** Opening Source data block **

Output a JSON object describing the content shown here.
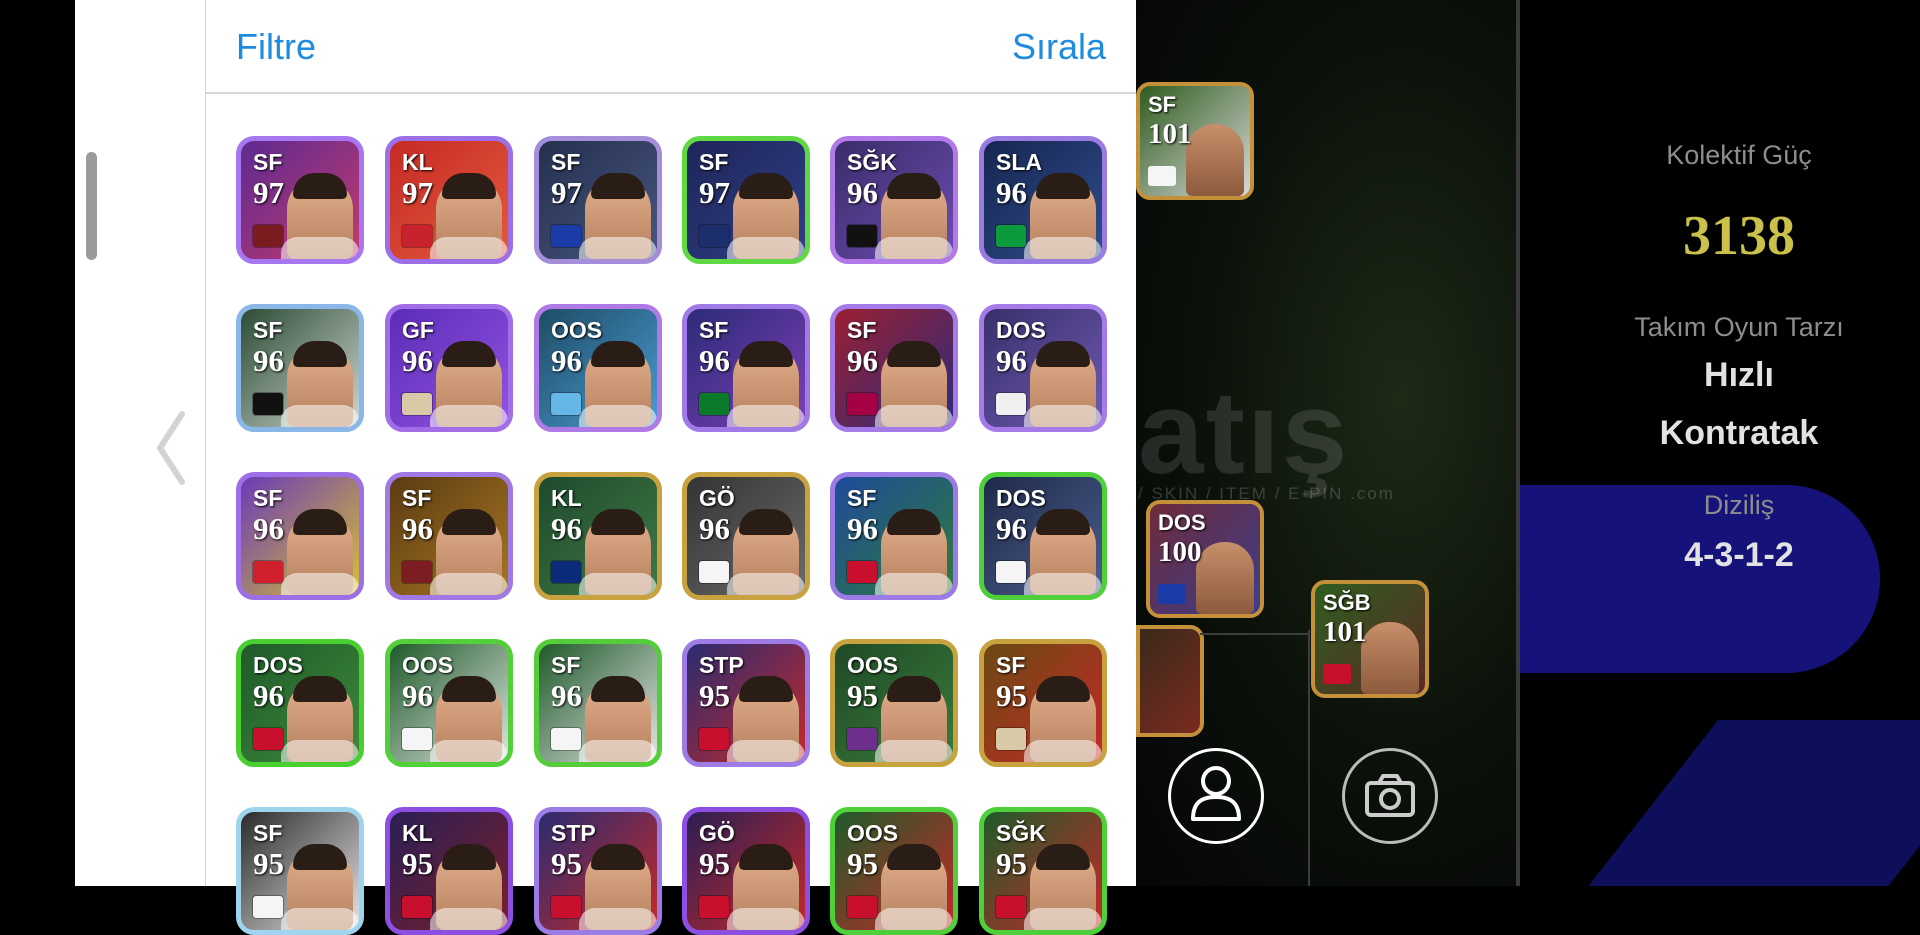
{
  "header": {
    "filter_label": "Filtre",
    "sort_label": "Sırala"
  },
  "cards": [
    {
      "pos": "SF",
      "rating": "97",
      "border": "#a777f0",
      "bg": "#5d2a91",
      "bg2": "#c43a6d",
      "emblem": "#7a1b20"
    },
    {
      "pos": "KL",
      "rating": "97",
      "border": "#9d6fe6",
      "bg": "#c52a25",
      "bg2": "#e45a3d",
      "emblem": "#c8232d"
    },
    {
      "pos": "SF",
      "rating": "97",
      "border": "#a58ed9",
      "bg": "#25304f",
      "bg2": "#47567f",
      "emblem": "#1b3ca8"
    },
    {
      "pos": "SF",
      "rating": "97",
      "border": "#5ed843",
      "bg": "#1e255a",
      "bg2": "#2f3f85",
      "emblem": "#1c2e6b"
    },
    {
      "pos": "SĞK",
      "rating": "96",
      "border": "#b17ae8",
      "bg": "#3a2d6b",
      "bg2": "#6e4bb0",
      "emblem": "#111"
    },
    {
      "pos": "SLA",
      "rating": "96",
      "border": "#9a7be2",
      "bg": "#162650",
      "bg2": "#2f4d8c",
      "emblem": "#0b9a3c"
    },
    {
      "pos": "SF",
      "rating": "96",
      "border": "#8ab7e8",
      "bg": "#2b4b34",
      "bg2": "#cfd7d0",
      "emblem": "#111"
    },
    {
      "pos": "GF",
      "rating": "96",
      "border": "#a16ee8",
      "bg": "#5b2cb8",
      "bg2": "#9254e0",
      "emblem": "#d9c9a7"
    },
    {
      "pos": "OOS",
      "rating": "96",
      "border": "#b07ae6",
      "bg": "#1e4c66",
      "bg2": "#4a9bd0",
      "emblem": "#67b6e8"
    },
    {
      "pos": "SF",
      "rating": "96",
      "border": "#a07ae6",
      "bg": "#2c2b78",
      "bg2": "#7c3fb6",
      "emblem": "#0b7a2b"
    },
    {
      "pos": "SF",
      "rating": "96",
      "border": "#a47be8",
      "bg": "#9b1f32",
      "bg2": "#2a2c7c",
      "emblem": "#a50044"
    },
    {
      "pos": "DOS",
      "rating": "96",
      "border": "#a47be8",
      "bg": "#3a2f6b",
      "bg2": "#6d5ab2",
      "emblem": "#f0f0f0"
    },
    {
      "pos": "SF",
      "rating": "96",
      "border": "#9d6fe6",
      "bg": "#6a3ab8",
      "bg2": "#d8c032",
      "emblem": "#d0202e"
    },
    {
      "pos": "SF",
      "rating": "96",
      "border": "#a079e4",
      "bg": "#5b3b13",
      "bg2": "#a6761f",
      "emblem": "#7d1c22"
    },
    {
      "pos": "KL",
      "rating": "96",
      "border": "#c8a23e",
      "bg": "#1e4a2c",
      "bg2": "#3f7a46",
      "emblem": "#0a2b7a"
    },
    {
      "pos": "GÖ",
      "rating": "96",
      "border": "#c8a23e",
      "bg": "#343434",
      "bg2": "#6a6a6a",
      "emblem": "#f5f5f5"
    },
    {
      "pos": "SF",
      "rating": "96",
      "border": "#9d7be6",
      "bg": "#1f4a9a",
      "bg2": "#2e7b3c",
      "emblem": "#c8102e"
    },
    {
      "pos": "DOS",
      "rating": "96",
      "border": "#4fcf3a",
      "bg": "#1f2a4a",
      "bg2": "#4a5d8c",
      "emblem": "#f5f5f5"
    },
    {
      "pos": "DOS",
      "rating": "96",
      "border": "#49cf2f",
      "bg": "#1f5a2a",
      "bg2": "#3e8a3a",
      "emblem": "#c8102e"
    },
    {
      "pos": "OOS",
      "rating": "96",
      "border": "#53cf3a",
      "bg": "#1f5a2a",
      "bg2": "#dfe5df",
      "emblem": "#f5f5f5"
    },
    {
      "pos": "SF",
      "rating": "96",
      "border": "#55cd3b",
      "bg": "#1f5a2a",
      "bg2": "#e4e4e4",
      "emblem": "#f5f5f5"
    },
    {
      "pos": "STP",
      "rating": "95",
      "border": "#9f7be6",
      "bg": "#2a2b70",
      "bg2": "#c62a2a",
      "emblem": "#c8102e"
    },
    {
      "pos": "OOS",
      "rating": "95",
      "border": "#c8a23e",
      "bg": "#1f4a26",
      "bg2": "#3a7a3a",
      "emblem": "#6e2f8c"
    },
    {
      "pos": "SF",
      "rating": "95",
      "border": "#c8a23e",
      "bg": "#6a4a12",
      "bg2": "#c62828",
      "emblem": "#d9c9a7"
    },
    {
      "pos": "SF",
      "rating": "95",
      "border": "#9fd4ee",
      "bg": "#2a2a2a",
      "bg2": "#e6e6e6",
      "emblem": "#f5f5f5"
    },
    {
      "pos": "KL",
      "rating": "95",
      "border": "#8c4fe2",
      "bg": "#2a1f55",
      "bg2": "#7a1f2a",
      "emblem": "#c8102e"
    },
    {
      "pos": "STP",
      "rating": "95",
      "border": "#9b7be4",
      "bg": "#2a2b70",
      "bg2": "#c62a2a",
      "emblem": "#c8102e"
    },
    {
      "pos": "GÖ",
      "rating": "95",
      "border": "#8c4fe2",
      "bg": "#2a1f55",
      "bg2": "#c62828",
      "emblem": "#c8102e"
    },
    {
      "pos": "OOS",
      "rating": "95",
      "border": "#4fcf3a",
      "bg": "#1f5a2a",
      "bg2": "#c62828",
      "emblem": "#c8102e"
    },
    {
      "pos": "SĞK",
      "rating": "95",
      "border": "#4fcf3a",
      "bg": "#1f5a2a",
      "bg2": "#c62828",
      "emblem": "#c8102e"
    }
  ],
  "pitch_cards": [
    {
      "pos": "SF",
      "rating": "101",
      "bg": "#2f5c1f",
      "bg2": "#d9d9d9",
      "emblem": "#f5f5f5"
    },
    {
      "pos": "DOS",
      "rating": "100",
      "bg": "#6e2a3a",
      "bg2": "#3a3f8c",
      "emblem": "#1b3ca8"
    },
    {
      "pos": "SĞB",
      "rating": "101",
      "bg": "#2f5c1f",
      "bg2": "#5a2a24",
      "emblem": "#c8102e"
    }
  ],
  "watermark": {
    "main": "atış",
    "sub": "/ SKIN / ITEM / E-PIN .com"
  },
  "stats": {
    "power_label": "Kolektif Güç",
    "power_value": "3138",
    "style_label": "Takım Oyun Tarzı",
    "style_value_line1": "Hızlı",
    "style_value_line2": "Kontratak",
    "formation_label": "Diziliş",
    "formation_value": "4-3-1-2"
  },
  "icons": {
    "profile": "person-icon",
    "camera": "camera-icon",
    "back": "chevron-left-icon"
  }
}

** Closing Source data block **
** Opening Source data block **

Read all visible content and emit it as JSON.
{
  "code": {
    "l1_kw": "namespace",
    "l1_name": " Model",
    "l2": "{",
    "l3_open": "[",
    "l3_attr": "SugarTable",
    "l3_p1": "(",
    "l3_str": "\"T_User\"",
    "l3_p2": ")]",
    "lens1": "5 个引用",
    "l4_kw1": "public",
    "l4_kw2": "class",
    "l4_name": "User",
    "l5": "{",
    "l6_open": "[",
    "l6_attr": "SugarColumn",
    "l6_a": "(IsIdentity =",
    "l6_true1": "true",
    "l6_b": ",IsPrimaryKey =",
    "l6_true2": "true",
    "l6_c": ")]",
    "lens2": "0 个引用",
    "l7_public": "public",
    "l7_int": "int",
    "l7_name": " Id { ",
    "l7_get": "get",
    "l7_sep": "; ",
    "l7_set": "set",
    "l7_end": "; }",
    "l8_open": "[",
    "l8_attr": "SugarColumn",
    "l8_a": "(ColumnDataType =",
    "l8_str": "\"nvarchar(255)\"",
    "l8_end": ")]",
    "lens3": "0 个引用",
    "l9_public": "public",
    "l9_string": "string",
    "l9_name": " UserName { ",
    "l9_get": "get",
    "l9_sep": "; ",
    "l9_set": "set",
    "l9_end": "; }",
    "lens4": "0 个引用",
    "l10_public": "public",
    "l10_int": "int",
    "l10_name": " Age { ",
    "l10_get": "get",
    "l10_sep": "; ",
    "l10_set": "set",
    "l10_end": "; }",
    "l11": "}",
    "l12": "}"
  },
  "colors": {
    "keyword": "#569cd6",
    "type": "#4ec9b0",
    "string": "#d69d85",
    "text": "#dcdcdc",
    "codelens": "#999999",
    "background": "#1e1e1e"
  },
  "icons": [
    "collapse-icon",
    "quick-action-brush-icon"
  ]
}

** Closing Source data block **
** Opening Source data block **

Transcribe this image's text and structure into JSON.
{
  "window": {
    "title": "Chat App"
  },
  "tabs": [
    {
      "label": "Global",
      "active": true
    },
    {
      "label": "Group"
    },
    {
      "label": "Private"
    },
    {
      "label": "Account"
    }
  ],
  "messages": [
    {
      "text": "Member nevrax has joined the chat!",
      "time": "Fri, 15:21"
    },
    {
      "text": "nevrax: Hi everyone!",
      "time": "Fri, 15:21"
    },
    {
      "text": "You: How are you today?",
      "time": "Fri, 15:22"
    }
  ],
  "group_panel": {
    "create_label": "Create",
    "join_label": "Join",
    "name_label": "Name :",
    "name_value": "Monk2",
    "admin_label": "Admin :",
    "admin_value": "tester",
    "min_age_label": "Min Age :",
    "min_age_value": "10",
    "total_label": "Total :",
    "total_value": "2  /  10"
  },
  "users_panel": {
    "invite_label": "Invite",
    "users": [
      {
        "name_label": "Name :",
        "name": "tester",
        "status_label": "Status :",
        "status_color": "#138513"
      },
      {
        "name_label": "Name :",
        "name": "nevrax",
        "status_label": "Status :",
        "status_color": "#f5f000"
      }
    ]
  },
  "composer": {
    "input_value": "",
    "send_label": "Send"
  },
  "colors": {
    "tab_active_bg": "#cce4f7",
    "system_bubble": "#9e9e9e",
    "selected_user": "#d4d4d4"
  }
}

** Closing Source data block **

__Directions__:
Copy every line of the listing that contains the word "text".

__Output for this task__:
    "text": "#dcdcdc",
Transcribe this image's text and structure into JSON.
      "text": "Member nevrax has joined the chat!",
      "text": "nevrax: Hi everyone!",
      "text": "You: How are you today?",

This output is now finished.